The book was an almost instantaneous hit. Not only has it spawned numerous film adaptations, but opera, theatre, ballet and even water ballet adaptations.
There have been numerous film adaptations of the story, starting as early as 1903. The most famous adaptation is the 1951 Walt Disney animated film which features the voices of Kathryn Beaumont (Alice), Ed Wynn (Mad Hatter), and Sterling Holloway (Cheshire Cat). This version is one of the most cohesive films overall, especially given the source material’s…scattered nature. It also manages to combine both Wonderland and Looking-Glass remarkably well, bringing in Tweedle-Dee and Tweedle-Dum to the proceedings. This film actually contains more songs than any other Disney film to date, however you only really hear a line or two at a time.
A season five episode of “The Muppet Show” with guest star Brooke Shields did their own version, with Brooke and Miss Piggy dueling over the role of Alice, a confused Fozzie Bear thinking they’re doing Peter Pan and showing up as the Tin Man, Statler and Waldorf as Tweedle-Dee and Tweedle-Dum and Gonzo as the Mad Hatter.

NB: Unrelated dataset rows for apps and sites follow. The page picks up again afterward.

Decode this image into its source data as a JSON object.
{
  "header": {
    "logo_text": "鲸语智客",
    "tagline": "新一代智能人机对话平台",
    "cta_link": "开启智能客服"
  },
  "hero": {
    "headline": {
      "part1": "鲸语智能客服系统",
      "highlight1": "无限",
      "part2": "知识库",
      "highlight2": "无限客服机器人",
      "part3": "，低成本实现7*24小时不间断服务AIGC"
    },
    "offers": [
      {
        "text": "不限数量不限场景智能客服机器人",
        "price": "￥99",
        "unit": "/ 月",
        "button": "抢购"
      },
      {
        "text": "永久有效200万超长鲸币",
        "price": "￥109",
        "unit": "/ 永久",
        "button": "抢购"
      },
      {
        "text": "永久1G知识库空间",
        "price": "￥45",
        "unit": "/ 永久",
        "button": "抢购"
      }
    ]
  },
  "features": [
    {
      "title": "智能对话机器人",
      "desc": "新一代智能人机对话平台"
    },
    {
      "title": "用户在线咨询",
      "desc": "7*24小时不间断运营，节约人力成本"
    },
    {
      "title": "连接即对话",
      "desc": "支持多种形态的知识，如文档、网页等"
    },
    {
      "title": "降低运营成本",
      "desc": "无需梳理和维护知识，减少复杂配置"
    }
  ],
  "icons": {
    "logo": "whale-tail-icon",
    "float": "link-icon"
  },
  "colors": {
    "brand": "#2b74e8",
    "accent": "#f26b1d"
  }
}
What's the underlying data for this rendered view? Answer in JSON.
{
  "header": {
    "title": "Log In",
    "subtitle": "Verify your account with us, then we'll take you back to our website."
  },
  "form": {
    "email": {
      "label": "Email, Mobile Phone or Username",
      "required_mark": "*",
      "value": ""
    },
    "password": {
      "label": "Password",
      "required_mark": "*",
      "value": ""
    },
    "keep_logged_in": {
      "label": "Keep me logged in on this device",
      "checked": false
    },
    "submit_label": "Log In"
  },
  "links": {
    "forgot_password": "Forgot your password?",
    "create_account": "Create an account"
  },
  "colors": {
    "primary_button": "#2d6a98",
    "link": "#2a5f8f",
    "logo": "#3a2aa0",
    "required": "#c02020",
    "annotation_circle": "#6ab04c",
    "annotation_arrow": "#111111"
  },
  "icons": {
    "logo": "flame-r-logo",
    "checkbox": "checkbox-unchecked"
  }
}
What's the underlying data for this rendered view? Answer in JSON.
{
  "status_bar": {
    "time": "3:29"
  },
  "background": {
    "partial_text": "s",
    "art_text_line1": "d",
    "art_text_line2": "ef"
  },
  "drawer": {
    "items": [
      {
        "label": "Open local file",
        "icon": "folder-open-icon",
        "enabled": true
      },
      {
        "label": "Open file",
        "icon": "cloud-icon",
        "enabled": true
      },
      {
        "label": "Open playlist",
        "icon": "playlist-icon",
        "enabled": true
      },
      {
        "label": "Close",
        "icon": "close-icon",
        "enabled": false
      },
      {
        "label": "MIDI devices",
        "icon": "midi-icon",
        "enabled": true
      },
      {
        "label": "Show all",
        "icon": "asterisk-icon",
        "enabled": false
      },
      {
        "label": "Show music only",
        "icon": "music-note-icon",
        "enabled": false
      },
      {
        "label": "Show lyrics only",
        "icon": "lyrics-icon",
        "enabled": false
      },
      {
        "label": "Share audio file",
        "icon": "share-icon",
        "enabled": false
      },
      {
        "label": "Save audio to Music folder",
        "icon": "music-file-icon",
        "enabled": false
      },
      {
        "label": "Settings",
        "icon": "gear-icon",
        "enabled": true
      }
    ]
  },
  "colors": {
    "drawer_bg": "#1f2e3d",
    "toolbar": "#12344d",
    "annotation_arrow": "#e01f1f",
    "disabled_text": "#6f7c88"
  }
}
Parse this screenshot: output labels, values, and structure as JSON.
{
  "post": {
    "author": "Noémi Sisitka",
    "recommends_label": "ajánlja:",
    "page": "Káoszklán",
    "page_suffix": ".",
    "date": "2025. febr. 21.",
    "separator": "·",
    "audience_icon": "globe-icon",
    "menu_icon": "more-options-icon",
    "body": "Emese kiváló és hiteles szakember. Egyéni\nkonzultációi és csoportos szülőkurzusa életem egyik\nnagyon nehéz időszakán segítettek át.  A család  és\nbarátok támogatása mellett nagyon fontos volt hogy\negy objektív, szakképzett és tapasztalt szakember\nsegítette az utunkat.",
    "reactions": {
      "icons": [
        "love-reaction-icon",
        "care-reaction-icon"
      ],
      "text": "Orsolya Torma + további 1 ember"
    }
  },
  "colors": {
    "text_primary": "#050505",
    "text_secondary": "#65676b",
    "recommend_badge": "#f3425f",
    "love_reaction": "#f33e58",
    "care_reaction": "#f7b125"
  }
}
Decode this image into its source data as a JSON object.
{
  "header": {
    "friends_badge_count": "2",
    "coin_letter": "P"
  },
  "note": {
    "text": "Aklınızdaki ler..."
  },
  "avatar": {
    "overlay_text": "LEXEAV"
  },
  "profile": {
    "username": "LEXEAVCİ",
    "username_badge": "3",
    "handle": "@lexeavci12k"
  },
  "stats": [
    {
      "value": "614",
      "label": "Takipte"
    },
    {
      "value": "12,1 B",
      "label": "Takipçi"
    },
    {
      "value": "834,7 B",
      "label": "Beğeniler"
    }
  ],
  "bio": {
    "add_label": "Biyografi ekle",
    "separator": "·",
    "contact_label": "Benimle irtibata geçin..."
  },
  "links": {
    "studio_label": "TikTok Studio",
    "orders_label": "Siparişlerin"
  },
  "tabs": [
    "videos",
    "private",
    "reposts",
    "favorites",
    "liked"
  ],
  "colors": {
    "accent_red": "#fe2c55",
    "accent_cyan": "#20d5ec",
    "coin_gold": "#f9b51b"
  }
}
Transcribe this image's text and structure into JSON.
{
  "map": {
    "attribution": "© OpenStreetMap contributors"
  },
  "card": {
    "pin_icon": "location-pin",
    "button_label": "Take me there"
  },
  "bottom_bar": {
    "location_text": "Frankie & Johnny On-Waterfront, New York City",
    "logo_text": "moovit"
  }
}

It’s about what you’d expect of the Muppets.
My personal favorite version is the 1985 CBS Mini-series. Broadcast over two nights, it fairly faithfully adapts the two books into 4 hours. It was an Irwin Allen production, so the thing is cram packed full of random celebrities, like Sammy Davis, Jr. (Caterpillar), Red Buttons (White Rabbit), Martha Raye (The Duchess), Imogene Coca (The Cook), Telly Savalas (Cheshire Cat), Anthony Newley (Mad Hatter), Ringo Starr (Mock Turtle), Jayne Meadows (Queen of Hearts), Steve and Eydie (Tweedle-Dee and Tweedle-Dum), and Carol Channing (White Queen). It featured a handful of songs and is a lot of fun to watch just to see how many people they cast in it. Most recently, (well, if 1999 is recent) NBC did a new adaptation with Whoopi Goldberg (Cheshire Cat), Martin Short (Mad Hatter) and Tina Majornio (Alice) but it pales in comparison.
Among the notable TV ventures for the series, was the 1992-1995 live-action show Adventures in Wonderland. Produced by Walt Disney Television and filmed at the Disney-MGM Studios theme park, the series centered on a pre-teen Alice who could travel to Wonderland through her mirror whenever she pleased. Typical episodes featured some sort of home/school problem that Alice would work through with her friends in Wonderland. This was my other main Alice influence, as was the case for a lot of us who grew up in the early 1990s. The show ran, initially, on The Disney Channel (back when it was a cable bonus like HBO or Showtime) but by 1994 or so was on network TV as part of Disney’s afternoon block.
Lastly, the Jim Henson gang wasn’t quite done with the story and in 2008, a Sesame Street version called “Abby in Wonderland” featuring Elmo as the Red Rabbit, Grover as The Mad Hatter and Bert and Ernie in a quick insert joke as Tweedle-Dee and Tweedle-Dum was created. It’s an hour long episode that manages to condense everything pretty succinctly for the pre-K set. I believe it was intended as the first in a series of videos centering around Abby in classic children’s stories, but sales weren’t the greatest and the rest of the series never materialized.
Other Cross-Stitching Charts
To my knowledge, not including things by Heaven and Earth or Mystic Stitch, etc., these are the following Wonderland related charts that are still available:
Wanderland, the Game by Prairie Moon (Very difficult to find as these are OOP)
Alice in Wonderland by Brooke’s Books Publishing
I wish I had something fancy to put here, something that would sum up this post neatly and concisely, but to be 100% honest, I don’t. What can I say? I have always really enjoyed this story. Growing up, it was third to Wizard of Oz and The Chronicles of Narnia. I used to love coming home and watching Disney’s Adventures in Wonderland or seeing the different versions in bookstores…and now, as an adult, finding all the fun cross-stitch charts there are for the books. I guess in short, I am super excited to start this project and pretty pleased that one of my favorites is the first block up.